**Your instructions:** Please restate each entry that appears below word for word, without its pictures.

Start of Block

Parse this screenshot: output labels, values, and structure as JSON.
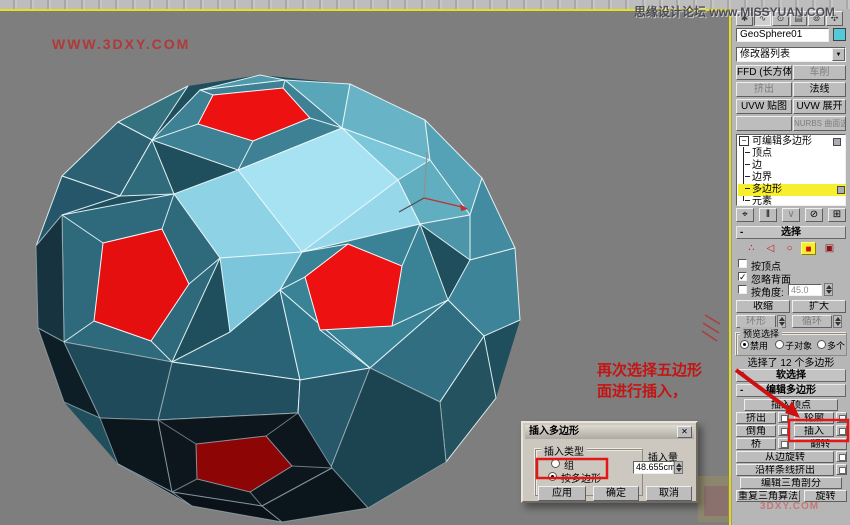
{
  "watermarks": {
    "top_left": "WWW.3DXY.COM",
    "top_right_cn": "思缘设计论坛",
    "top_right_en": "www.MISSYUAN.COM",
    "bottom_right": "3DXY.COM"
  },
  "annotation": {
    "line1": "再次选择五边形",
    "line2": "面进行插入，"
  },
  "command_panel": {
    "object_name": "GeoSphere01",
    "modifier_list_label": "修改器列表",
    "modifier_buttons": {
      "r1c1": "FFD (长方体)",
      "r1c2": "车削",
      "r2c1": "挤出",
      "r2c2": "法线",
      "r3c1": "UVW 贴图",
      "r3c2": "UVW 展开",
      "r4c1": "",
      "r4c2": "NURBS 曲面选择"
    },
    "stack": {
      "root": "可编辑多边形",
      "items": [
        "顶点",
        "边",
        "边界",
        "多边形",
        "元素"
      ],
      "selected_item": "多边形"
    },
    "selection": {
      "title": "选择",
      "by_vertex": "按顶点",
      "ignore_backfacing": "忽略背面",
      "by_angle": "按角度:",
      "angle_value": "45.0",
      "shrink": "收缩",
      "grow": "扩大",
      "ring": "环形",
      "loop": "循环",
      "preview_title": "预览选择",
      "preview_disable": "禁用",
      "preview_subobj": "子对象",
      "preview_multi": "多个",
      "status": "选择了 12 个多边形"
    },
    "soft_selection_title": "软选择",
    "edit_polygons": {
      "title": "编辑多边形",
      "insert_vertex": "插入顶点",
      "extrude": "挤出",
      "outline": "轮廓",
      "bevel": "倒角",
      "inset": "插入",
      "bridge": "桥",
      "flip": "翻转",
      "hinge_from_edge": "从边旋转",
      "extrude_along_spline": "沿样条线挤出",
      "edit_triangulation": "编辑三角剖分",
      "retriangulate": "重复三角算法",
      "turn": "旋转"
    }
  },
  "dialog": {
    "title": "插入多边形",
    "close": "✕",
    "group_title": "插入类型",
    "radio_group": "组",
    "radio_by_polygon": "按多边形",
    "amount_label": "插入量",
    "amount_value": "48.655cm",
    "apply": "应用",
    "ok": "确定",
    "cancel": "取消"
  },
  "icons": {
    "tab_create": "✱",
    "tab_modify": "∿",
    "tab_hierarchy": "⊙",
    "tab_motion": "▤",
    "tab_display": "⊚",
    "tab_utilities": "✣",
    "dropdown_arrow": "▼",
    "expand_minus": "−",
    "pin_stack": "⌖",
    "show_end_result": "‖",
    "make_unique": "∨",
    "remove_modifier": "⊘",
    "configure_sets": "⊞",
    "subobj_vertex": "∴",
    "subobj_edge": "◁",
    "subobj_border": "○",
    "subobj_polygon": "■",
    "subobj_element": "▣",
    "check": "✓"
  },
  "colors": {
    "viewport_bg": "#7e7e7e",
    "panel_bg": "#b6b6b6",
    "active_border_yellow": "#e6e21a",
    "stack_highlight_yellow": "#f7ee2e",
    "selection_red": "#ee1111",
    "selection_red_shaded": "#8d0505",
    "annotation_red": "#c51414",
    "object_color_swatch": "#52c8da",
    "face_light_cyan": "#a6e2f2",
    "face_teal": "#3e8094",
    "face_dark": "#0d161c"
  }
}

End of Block

**Answer to the exercise:**
Parse this screenshot: output labels, values, and structure as JSON.
{
  "watermarks": {
    "top_left": "WWW.3DXY.COM",
    "top_right_cn": "思缘设计论坛",
    "top_right_en": "www.MISSYUAN.COM",
    "bottom_right": "3DXY.COM"
  },
  "annotation": {
    "line1": "再次选择五边形",
    "line2": "面进行插入，"
  },
  "command_panel": {
    "object_name": "GeoSphere01",
    "modifier_list_label": "修改器列表",
    "modifier_buttons": {
      "r1c1": "FFD (长方体)",
      "r1c2": "车削",
      "r2c1": "挤出",
      "r2c2": "法线",
      "r3c1": "UVW 贴图",
      "r3c2": "UVW 展开",
      "r4c1": "",
      "r4c2": "NURBS 曲面选择"
    },
    "stack": {
      "root": "可编辑多边形",
      "items": [
        "顶点",
        "边",
        "边界",
        "多边形",
        "元素"
      ],
      "selected_item": "多边形"
    },
    "selection": {
      "title": "选择",
      "by_vertex": "按顶点",
      "ignore_backfacing": "忽略背面",
      "by_angle": "按角度:",
      "angle_value": "45.0",
      "shrink": "收缩",
      "grow": "扩大",
      "ring": "环形",
      "loop": "循环",
      "preview_title": "预览选择",
      "preview_disable": "禁用",
      "preview_subobj": "子对象",
      "preview_multi": "多个",
      "status": "选择了 12 个多边形"
    },
    "soft_selection_title": "软选择",
    "edit_polygons": {
      "title": "编辑多边形",
      "insert_vertex": "插入顶点",
      "extrude": "挤出",
      "outline": "轮廓",
      "bevel": "倒角",
      "inset": "插入",
      "bridge": "桥",
      "flip": "翻转",
      "hinge_from_edge": "从边旋转",
      "extrude_along_spline": "沿样条线挤出",
      "edit_triangulation": "编辑三角剖分",
      "retriangulate": "重复三角算法",
      "turn": "旋转"
    }
  },
  "dialog": {
    "title": "插入多边形",
    "close": "✕",
    "group_title": "插入类型",
    "radio_group": "组",
    "radio_by_polygon": "按多边形",
    "amount_label": "插入量",
    "amount_value": "48.655cm",
    "apply": "应用",
    "ok": "确定",
    "cancel": "取消"
  },
  "icons": {
    "tab_create": "✱",
    "tab_modify": "∿",
    "tab_hierarchy": "⊙",
    "tab_motion": "▤",
    "tab_display": "⊚",
    "tab_utilities": "✣",
    "dropdown_arrow": "▼",
    "expand_minus": "−",
    "pin_stack": "⌖",
    "show_end_result": "‖",
    "make_unique": "∨",
    "remove_modifier": "⊘",
    "configure_sets": "⊞",
    "subobj_vertex": "∴",
    "subobj_edge": "◁",
    "subobj_border": "○",
    "subobj_polygon": "■",
    "subobj_element": "▣",
    "check": "✓"
  },
  "colors": {
    "viewport_bg": "#7e7e7e",
    "panel_bg": "#b6b6b6",
    "active_border_yellow": "#e6e21a",
    "stack_highlight_yellow": "#f7ee2e",
    "selection_red": "#ee1111",
    "selection_red_shaded": "#8d0505",
    "annotation_red": "#c51414",
    "object_color_swatch": "#52c8da",
    "face_light_cyan": "#a6e2f2",
    "face_teal": "#3e8094",
    "face_dark": "#0d161c"
  }
}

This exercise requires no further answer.